WASHINGTON — How would you like to have New Year’s Eve on a Saturday every single year?
It’s just one possible benefit touted by a pair of Johns Hopkins researchers who say the calendar should change and the world should get rid of time zones.
Astrophysicist Richard Henry and economist Steve Hanke say their calendar would not only be convenient, it would save money.
That’s because with balanced quarters of the year based on two 30-day months, followed by one 31-day month, complicated calculations of how much interest you owe or the bank owes you, could get a lot simpler.
The calendar also would eliminate the need to rejigger school and work calendars each year since weekends and public holidays would always fall on the same dates.
The calendar keeps the same names for the 12 months, but some end up with a different number of days.
There would be a leap week every few years at the end of December, rather than a leap year every four years in February.
In their article in January’s issue of “Global Asia,” the researchers also advocate for using just one time and date for the whole world based on Universal Time, formerly Greenwich Mean Time.
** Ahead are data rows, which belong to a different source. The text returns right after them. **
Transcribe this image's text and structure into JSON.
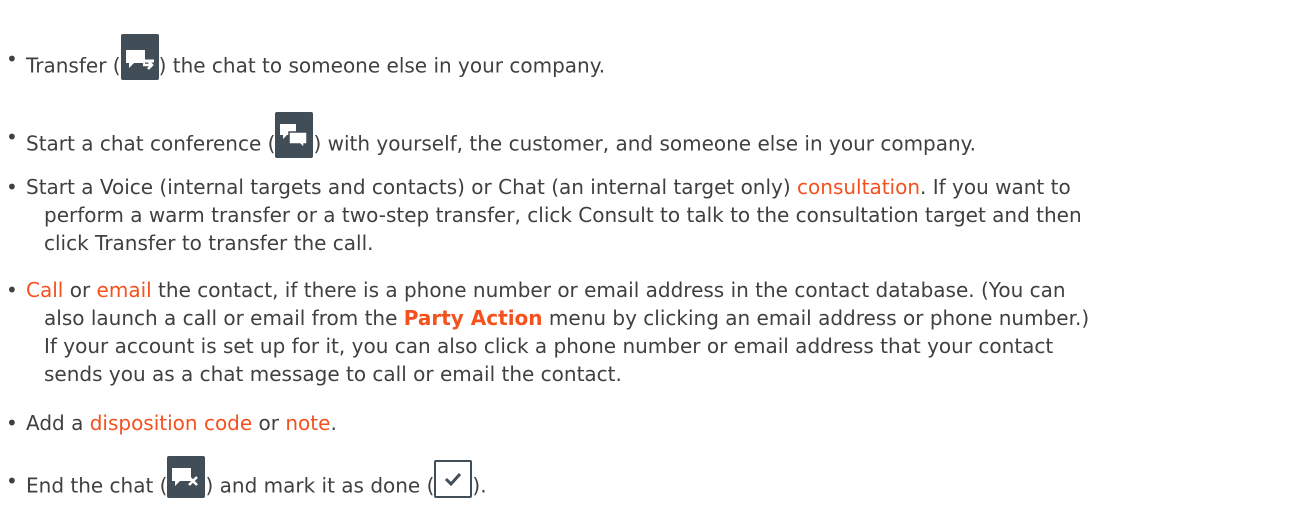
{
  "colors": {
    "text": "#404040",
    "link": "#f4511e",
    "icon_bg": "#414d57"
  },
  "items": [
    {
      "pre": "Transfer (",
      "icon": "transfer-chat-icon",
      "post": ") the chat to someone else in your company."
    },
    {
      "pre": "Start a chat conference (",
      "icon": "chat-conference-icon",
      "post": ") with yourself, the customer, and someone else in your company."
    },
    {
      "line1_pre": "Start a Voice (internal targets and contacts) or Chat (an internal target only) ",
      "line1_link": "consultation",
      "line1_post": ". If you want to",
      "line2": "perform a warm transfer or a two-step transfer, click Consult to talk to the consultation target and then",
      "line3": "click Transfer to transfer the call."
    },
    {
      "link_call": "Call",
      "mid1": " or ",
      "link_email": "email",
      "line1_post": " the contact, if there is a phone number or email address in the contact database. (You can",
      "line2_pre": "also launch a call or email from the ",
      "line2_bold": "Party Action",
      "line2_post": " menu by clicking an email address or phone number.)",
      "line3": "If your account is set up for it, you can also click a phone number or email address that your contact",
      "line4": "sends you as a chat message to call or email the contact."
    },
    {
      "pre": "Add a ",
      "link_disposition": "disposition code",
      "mid": " or ",
      "link_note": "note",
      "post": "."
    },
    {
      "pre": "End the chat (",
      "icon1": "end-chat-icon",
      "mid": ") and mark it as done (",
      "icon2": "mark-done-icon",
      "post": ")."
    }
  ],
  "bullet": "•"
}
That would eliminate time zones and might take some getting used to. If you wake up at 6 a.m. now, the clock would read 11 a.m under the researchers’ idea.
The Gregorian Calendar now used started in 1582. It adjusted the calendar said to be instituted by Julius Caesar in 46 BCE.